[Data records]
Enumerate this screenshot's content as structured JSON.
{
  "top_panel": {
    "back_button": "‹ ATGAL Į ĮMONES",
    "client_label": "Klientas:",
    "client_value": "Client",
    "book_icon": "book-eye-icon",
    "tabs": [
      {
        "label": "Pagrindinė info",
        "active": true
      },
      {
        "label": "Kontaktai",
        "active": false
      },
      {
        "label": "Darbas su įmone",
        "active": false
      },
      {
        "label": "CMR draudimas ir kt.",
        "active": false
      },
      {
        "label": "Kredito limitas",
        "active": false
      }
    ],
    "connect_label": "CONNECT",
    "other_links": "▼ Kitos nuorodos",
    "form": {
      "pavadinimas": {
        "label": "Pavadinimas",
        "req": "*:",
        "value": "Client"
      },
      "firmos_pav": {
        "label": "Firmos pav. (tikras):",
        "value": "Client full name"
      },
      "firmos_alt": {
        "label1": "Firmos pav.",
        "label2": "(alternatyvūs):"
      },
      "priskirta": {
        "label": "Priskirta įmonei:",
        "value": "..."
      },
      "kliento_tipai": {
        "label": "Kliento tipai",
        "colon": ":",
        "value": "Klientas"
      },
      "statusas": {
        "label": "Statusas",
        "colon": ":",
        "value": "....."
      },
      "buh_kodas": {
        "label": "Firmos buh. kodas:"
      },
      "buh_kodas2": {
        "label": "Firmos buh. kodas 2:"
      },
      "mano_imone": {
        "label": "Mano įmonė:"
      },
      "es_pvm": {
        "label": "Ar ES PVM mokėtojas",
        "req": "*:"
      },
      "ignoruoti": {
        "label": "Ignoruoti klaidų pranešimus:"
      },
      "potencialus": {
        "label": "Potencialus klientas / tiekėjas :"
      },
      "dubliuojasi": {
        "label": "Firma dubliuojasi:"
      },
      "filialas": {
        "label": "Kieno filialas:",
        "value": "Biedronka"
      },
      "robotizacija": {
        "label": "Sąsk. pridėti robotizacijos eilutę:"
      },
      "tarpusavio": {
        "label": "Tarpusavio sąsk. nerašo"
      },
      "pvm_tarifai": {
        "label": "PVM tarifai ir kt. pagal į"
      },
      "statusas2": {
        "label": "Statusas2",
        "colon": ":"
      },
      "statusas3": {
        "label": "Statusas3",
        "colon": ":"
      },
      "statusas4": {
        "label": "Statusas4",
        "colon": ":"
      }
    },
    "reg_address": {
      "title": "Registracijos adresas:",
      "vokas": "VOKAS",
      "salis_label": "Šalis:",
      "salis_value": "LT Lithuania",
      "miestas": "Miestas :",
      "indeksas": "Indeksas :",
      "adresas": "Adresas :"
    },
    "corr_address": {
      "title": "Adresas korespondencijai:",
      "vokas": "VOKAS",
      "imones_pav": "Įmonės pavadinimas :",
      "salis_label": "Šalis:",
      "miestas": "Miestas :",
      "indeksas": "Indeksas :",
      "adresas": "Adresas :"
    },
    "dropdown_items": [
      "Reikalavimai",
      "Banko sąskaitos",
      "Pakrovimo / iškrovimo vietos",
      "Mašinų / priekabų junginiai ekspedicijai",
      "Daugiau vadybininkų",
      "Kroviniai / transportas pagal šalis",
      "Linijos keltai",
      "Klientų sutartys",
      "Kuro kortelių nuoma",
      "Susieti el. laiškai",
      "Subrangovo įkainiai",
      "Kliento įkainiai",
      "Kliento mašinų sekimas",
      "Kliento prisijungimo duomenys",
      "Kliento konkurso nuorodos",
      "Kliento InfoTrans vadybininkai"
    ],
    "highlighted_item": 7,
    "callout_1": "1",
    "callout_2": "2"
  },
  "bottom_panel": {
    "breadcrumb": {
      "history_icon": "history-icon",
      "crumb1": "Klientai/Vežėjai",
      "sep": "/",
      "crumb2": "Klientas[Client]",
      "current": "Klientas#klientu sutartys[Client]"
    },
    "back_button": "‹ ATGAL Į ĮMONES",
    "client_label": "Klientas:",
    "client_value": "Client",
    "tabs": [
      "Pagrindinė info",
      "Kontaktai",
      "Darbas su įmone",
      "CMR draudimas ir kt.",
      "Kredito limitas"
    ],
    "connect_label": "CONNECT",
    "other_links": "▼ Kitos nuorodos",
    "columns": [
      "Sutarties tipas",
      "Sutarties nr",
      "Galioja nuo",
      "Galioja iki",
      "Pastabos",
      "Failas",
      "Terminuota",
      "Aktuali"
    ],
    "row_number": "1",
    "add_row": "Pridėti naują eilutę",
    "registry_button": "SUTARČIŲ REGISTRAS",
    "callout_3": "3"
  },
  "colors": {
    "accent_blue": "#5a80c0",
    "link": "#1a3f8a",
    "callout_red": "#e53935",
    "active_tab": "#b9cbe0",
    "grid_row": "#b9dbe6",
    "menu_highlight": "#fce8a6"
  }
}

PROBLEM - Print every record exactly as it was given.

ANSWER -
Enumerate this screenshot's content as structured JSON.
{
  "top_panel": {
    "back_button": "‹ ATGAL Į ĮMONES",
    "client_label": "Klientas:",
    "client_value": "Client",
    "book_icon": "book-eye-icon",
    "tabs": [
      {
        "label": "Pagrindinė info",
        "active": true
      },
      {
        "label": "Kontaktai",
        "active": false
      },
      {
        "label": "Darbas su įmone",
        "active": false
      },
      {
        "label": "CMR draudimas ir kt.",
        "active": false
      },
      {
        "label": "Kredito limitas",
        "active": false
      }
    ],
    "connect_label": "CONNECT",
    "other_links": "▼ Kitos nuorodos",
    "form": {
      "pavadinimas": {
        "label": "Pavadinimas",
        "req": "*:",
        "value": "Client"
      },
      "firmos_pav": {
        "label": "Firmos pav. (tikras):",
        "value": "Client full name"
      },
      "firmos_alt": {
        "label1": "Firmos pav.",
        "label2": "(alternatyvūs):"
      },
      "priskirta": {
        "label": "Priskirta įmonei:",
        "value": "..."
      },
      "kliento_tipai": {
        "label": "Kliento tipai",
        "colon": ":",
        "value": "Klientas"
      },
      "statusas": {
        "label": "Statusas",
        "colon": ":",
        "value": "....."
      },
      "buh_kodas": {
        "label": "Firmos buh. kodas:"
      },
      "buh_kodas2": {
        "label": "Firmos buh. kodas 2:"
      },
      "mano_imone": {
        "label": "Mano įmonė:"
      },
      "es_pvm": {
        "label": "Ar ES PVM mokėtojas",
        "req": "*:"
      },
      "ignoruoti": {
        "label": "Ignoruoti klaidų pranešimus:"
      },
      "potencialus": {
        "label": "Potencialus klientas / tiekėjas :"
      },
      "dubliuojasi": {
        "label": "Firma dubliuojasi:"
      },
      "filialas": {
        "label": "Kieno filialas:",
        "value": "Biedronka"
      },
      "robotizacija": {
        "label": "Sąsk. pridėti robotizacijos eilutę:"
      },
      "tarpusavio": {
        "label": "Tarpusavio sąsk. nerašo"
      },
      "pvm_tarifai": {
        "label": "PVM tarifai ir kt. pagal į"
      },
      "statusas2": {
        "label": "Statusas2",
        "colon": ":"
      },
      "statusas3": {
        "label": "Statusas3",
        "colon": ":"
      },
      "statusas4": {
        "label": "Statusas4",
        "colon": ":"
      }
    },
    "reg_address": {
      "title": "Registracijos adresas:",
      "vokas": "VOKAS",
      "salis_label": "Šalis:",
      "salis_value": "LT Lithuania",
      "miestas": "Miestas :",
      "indeksas": "Indeksas :",
      "adresas": "Adresas :"
    },
    "corr_address": {
      "title": "Adresas korespondencijai:",
      "vokas": "VOKAS",
      "imones_pav": "Įmonės pavadinimas :",
      "salis_label": "Šalis:",
      "miestas": "Miestas :",
      "indeksas": "Indeksas :",
      "adresas": "Adresas :"
    },
    "dropdown_items": [
      "Reikalavimai",
      "Banko sąskaitos",
      "Pakrovimo / iškrovimo vietos",
      "Mašinų / priekabų junginiai ekspedicijai",
      "Daugiau vadybininkų",
      "Kroviniai / transportas pagal šalis",
      "Linijos keltai",
      "Klientų sutartys",
      "Kuro kortelių nuoma",
      "Susieti el. laiškai",
      "Subrangovo įkainiai",
      "Kliento įkainiai",
      "Kliento mašinų sekimas",
      "Kliento prisijungimo duomenys",
      "Kliento konkurso nuorodos",
      "Kliento InfoTrans vadybininkai"
    ],
    "highlighted_item": 7,
    "callout_1": "1",
    "callout_2": "2"
  },
  "bottom_panel": {
    "breadcrumb": {
      "history_icon": "history-icon",
      "crumb1": "Klientai/Vežėjai",
      "sep": "/",
      "crumb2": "Klientas[Client]",
      "current": "Klientas#klientu sutartys[Client]"
    },
    "back_button": "‹ ATGAL Į ĮMONES",
    "client_label": "Klientas:",
    "client_value": "Client",
    "tabs": [
      "Pagrindinė info",
      "Kontaktai",
      "Darbas su įmone",
      "CMR draudimas ir kt.",
      "Kredito limitas"
    ],
    "connect_label": "CONNECT",
    "other_links": "▼ Kitos nuorodos",
    "columns": [
      "Sutarties tipas",
      "Sutarties nr",
      "Galioja nuo",
      "Galioja iki",
      "Pastabos",
      "Failas",
      "Terminuota",
      "Aktuali"
    ],
    "row_number": "1",
    "add_row": "Pridėti naują eilutę",
    "registry_button": "SUTARČIŲ REGISTRAS",
    "callout_3": "3"
  },
  "colors": {
    "accent_blue": "#5a80c0",
    "link": "#1a3f8a",
    "callout_red": "#e53935",
    "active_tab": "#b9cbe0",
    "grid_row": "#b9dbe6",
    "menu_highlight": "#fce8a6"
  }
}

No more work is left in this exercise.